C. dubliniensis is similar in appearance to C. albicans on cornmeal agar. It has terminal chlamydospores that occur in pairs or clusters.
When grown on cornmeal agar, Geotrichum species are characterized by true hyphae that segment into rectangular arthroconidia. Arthrospores germinate from one corner, giving them a "hockey stick" appearance as indicated by the arrows in Image I.
Candida parapsilosis produces a crop of separated foci of growth that show radiating pseudohyphae and scattered blastoconidia, producing what are known as "spider" or "crossed matchstick" colonies (Image J).
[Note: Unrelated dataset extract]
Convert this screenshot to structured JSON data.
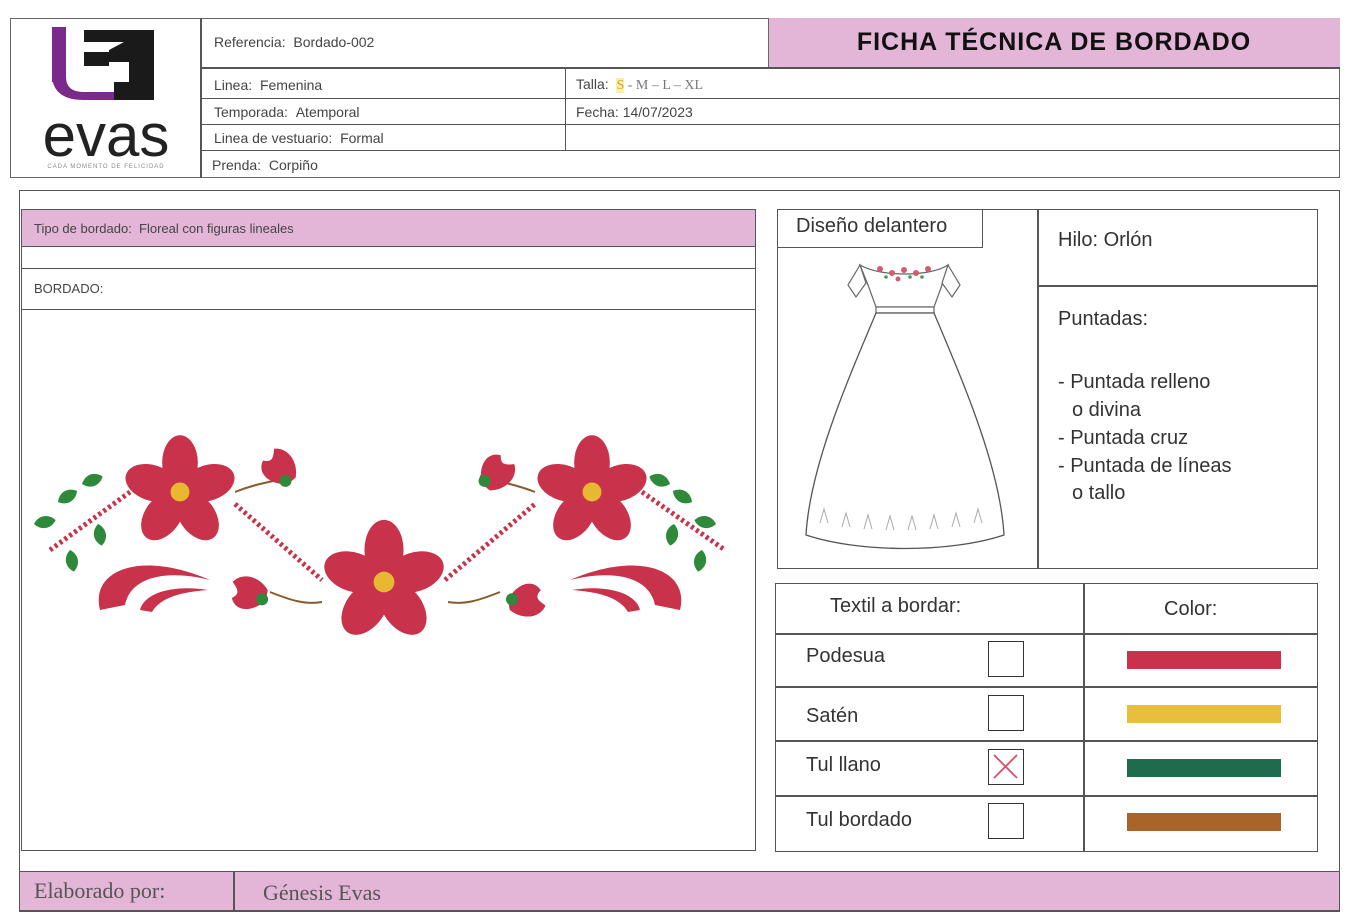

Candida kefyr (pseudotropicalis) produces elongated blastoconidia that tend to line up along the pseudohyphae in a "logs in stream" arrangement (Image K).
Neither Cryptococcus neoformans nor Candida (Torulopsis) glabrata produce pseudohyphae. C neoformans are large, spherical, irreguar in size and thick-walled, with spaces between cells, indicative of capsules. (Image L). Candida (Torulopsis) glabrata are small, uniform in size, and more compactly arranged.(Image M).
Rhodotorula rubra also does not produce pseudohyphae. It reproduces by successively budding, producing multilateral, oval yeast cells that may form short chains. It is usually pink to coral in color on cornmeal agar.
Saccharomyces are oval to round yeast cells with multilateral budding. Ascopores may be seen when ascospore or Kinyoun stain is used.
Trichosporon produce both hyphae and pseudohyphae. Blastoconidia are present. In older cultures, arthroconidia may also be present.